=== Begin Enclosure ===
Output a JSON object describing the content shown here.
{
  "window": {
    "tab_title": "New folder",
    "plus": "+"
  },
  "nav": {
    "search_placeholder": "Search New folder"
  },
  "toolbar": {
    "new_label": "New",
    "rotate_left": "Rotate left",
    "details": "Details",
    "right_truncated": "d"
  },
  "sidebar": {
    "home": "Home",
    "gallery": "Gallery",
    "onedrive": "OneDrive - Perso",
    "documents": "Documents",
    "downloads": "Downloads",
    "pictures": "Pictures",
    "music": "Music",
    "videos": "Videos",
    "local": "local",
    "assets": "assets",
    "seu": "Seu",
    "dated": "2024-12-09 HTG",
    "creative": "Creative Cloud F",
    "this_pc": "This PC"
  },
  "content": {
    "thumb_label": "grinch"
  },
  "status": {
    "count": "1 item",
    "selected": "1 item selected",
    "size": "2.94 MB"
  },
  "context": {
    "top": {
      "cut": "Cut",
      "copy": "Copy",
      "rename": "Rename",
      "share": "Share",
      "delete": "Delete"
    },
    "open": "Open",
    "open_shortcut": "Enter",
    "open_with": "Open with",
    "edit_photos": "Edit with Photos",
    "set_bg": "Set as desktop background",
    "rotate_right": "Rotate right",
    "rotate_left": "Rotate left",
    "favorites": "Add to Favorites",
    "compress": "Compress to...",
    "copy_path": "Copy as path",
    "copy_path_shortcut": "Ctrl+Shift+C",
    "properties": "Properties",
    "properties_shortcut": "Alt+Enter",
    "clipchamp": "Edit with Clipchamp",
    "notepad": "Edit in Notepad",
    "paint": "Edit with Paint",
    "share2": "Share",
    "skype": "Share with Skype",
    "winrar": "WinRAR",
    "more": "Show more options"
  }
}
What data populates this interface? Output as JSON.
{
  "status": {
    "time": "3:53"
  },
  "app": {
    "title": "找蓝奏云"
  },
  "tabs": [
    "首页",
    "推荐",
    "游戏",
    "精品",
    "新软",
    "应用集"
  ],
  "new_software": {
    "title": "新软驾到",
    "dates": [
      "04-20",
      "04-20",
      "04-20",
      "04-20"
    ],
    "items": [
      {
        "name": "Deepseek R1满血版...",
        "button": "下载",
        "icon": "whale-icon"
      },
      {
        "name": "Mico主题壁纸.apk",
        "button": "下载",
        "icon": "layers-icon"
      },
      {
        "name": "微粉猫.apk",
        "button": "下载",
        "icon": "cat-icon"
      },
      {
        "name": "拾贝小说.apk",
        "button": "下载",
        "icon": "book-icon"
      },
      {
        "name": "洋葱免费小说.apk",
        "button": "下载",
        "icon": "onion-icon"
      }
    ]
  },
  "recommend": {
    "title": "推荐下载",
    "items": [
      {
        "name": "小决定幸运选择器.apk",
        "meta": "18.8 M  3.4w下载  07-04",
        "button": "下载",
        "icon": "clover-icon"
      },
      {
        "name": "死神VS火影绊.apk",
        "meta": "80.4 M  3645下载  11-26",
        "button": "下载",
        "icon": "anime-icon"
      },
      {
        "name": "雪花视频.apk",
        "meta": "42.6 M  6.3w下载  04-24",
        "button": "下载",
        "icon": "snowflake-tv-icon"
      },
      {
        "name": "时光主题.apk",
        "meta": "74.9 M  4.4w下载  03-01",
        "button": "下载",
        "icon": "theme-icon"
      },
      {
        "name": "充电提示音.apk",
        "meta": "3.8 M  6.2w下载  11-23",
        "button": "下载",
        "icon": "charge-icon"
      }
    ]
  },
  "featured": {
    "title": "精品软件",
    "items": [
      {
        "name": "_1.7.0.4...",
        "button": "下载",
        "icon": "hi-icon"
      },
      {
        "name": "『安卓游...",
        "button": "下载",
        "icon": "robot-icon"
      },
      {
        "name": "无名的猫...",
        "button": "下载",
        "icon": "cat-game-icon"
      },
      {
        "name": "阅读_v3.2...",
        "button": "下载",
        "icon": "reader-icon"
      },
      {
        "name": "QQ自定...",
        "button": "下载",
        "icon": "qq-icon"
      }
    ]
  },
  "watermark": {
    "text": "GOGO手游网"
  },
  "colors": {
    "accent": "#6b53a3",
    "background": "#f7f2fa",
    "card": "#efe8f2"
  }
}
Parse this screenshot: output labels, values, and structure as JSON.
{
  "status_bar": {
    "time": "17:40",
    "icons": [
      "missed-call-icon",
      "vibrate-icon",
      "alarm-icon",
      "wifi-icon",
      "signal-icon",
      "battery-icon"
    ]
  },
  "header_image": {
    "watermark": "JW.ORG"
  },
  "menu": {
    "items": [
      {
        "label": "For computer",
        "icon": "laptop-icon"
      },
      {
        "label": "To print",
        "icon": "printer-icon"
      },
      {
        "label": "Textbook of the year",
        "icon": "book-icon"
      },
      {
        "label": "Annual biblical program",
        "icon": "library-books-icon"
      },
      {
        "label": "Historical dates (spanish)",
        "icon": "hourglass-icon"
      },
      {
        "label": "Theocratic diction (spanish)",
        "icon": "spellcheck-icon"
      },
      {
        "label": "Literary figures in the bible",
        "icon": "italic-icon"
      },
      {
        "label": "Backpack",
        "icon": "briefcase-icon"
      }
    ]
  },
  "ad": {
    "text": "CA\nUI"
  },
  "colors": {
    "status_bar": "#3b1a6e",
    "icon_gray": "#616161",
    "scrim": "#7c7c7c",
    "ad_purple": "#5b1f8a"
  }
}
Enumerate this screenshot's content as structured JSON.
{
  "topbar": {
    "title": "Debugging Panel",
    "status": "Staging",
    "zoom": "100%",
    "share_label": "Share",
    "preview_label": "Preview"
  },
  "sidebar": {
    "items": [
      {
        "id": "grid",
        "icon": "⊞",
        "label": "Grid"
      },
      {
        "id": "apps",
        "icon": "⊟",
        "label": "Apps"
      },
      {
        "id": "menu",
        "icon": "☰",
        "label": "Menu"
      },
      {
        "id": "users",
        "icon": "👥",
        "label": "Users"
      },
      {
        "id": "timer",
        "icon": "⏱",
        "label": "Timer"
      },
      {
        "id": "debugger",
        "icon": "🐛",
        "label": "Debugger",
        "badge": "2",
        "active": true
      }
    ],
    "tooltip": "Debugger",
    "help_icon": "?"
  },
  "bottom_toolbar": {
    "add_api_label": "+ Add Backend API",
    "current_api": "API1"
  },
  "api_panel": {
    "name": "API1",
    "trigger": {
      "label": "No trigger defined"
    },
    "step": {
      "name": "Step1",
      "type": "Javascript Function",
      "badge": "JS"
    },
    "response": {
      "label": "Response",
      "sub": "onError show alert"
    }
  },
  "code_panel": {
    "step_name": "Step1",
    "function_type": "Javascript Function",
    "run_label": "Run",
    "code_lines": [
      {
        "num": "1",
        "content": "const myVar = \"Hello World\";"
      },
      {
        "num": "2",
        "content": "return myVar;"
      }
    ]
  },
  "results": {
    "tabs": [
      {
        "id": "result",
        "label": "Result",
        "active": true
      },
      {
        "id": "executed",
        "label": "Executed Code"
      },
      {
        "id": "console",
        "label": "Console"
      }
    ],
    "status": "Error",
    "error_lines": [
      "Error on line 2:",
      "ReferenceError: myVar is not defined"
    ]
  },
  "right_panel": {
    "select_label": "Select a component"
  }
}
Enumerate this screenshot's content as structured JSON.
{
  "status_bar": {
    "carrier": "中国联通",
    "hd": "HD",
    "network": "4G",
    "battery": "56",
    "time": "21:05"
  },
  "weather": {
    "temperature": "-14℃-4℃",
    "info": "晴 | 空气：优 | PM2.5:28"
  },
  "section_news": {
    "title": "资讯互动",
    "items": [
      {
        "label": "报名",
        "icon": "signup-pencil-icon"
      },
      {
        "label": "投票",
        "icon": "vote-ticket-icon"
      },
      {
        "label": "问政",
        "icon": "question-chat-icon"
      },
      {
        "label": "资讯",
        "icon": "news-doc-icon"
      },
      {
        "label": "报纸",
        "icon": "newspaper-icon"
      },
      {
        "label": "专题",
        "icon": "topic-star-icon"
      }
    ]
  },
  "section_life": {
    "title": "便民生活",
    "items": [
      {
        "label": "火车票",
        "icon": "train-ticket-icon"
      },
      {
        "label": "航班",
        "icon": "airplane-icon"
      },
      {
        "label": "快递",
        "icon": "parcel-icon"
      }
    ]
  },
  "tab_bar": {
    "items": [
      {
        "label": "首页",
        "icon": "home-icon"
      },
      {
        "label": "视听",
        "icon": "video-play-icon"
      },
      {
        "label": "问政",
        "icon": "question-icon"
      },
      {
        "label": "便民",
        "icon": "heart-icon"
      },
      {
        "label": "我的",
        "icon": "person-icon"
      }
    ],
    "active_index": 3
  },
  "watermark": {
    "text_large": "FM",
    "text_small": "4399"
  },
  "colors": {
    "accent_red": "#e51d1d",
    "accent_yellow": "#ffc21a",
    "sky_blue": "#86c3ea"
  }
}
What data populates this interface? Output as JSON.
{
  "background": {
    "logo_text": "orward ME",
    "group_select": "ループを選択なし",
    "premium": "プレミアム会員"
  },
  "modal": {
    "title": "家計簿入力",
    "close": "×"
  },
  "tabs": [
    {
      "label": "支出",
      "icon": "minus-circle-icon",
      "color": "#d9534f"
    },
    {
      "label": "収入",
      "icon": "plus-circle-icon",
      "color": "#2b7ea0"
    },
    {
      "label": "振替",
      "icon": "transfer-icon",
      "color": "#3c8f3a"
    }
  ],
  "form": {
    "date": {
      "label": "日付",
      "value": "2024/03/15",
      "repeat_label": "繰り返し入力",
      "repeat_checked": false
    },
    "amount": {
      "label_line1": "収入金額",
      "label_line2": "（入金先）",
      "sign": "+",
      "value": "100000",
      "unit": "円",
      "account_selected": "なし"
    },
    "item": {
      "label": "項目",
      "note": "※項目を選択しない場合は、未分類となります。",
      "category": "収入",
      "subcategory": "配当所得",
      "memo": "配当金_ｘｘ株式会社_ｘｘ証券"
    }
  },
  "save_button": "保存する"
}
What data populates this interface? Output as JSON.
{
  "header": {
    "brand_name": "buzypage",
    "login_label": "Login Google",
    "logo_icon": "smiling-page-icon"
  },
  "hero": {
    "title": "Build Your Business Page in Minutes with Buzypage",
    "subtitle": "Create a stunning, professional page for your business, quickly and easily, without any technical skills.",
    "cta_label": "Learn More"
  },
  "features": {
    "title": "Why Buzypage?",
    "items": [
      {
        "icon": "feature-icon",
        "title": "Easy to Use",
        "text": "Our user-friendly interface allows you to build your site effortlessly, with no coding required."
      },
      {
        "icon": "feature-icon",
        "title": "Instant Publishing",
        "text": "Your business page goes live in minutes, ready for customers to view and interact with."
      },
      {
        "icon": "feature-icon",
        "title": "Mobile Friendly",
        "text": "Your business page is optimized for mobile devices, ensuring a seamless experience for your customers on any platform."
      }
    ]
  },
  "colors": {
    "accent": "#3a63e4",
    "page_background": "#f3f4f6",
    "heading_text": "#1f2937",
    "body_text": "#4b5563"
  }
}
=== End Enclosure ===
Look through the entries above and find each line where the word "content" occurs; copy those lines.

§ Output for this exercise:
Output a JSON object describing the content shown here.
  "content": {
Enumerate this screenshot's content as structured JSON.
        "content": "const myVar = \"Hello World\";"
        "content": "return myVar;"
Enumerate this screenshot's content as structured JSON.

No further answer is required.